The spring of 2020 brought fear, death and grief to hundreds of thousands across the globe. In the few months that my students and I were getting to know immigrants and refugees, more than 400,000 people died of the coronavirus pandemic. More than ¼ of them died in the U.S.

As we were meeting for the first times in early April, we decided to focus our reporting on the pandemic’s effect on different immigrant and refugee communities. So many Good Questions can use exploration, so we set out to answer some of them.

What we came to realize is that one of the potential effects of a global pandemic is to recognize that the experiences of migration and decisions about cross-national travel may pull the U.S., willingly or not, out of its exceptionalist posture and into a more cooperative arena. We shall see.

Here are our stories on how the COVID-19 pandemic has effected different immigrant and refugee communities:
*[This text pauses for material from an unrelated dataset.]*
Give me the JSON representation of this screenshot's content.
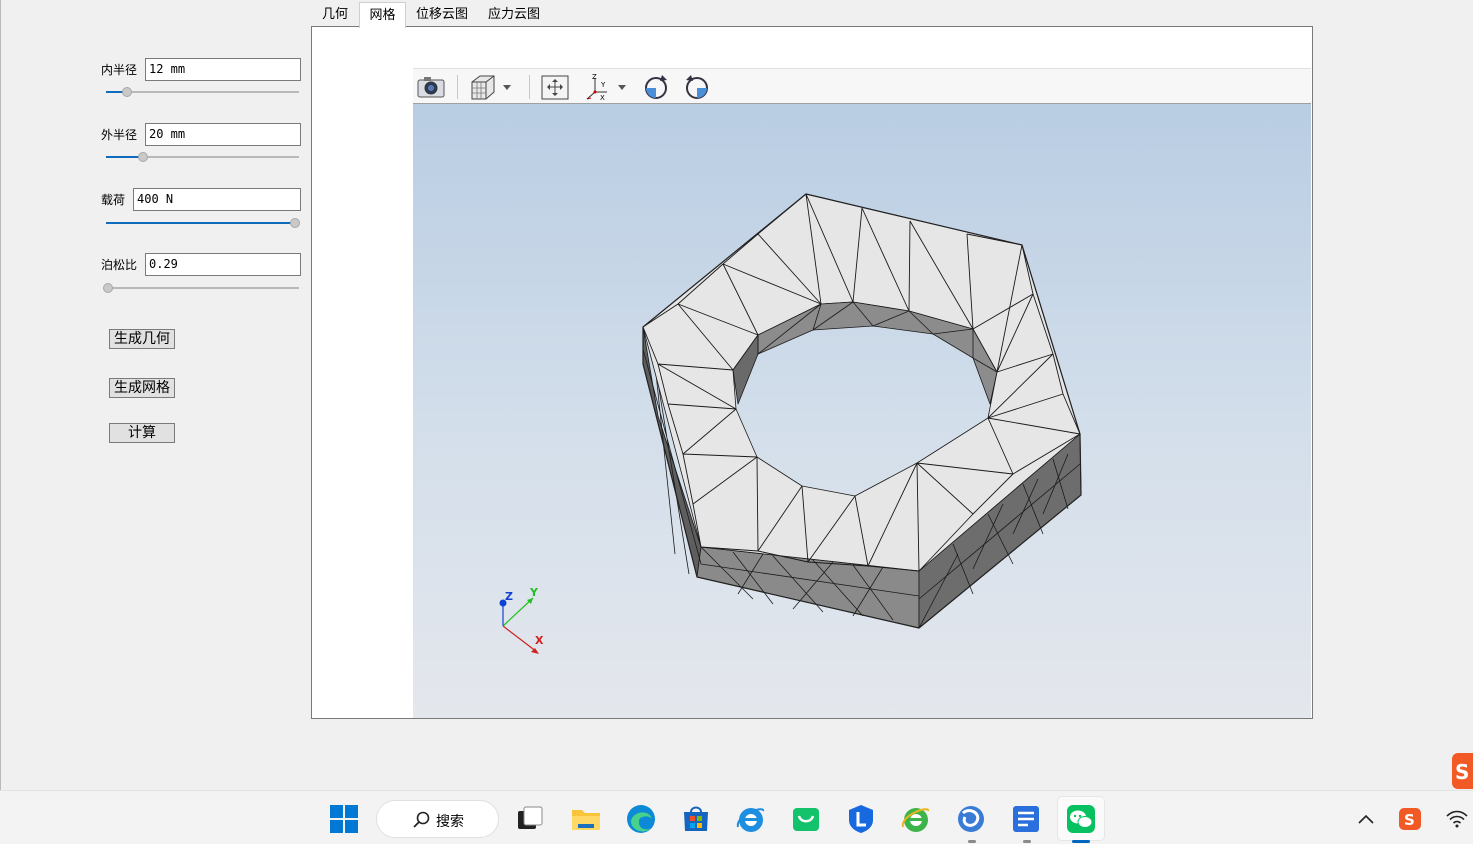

How have Chinese students handled what to do as the spread of COVID-19 limited their options to return to China? By Connie Deng 

Are people turning to traditional Chinese medicine during the coronavirus pandemic? By Lydia Rivers

How have Korean Americans prepared for COVID-19?  By Chloe Jeonghyun Heo

How have Indian grocery stores been impacted by COVID-19? By Rachel Baldauf

How have African refugees coped with COVID-19?  By Michael Fitzpatrick

How did COVID-19 affect Ramadan celebrations in the Arab American community around Dearborn, Michigan? By Bailey Pekar

In the process of doing the series on COVID-19, we encountered a couple of extraordinary people you should know:

Glo Harn Choi: Pathways to citizenship for the undocumented can come slowly,  and surely, with collective action  By Chloe Jeonghyun Heo

Mamadul Hasson: A Rohingya retells his traumatic journeys to freedom that still haunt him  By Jason Harward


The student reporters wanted you to know something about themselves and their inspiration for investing in reporting on immigrants unlike themselves. The stories are captured here and on the Immigrant Connect staff page:

Svati returns the favor years later By Rachel Baldauf

My mother and I break a Chinese taboo and emerge with unconditional love By Connie Deng

The life of a refugee is nothing like my life By Michael Fitzpatrick

A snip, snip, here and some family history there By Jason Harward

I realize what it means to choose citizenship – US or Korean By Chloe Jeonghyun Heo

Grandfather Gaioni’s love for cooking and food are the ties to Italy that bind By Bailey Pekar

Savta shows me that tradition doesn’t stagnate By Ash Ravid

My mother lived like an Ethiopian princess and left it all behind By Lydia Rivers

Ignorance or innocence? The dragons of South Africa are the real Africa to me By Channing Russell

Instructions for death can be a Chamorro woman’s expression of life fully lived By Imani Sumbi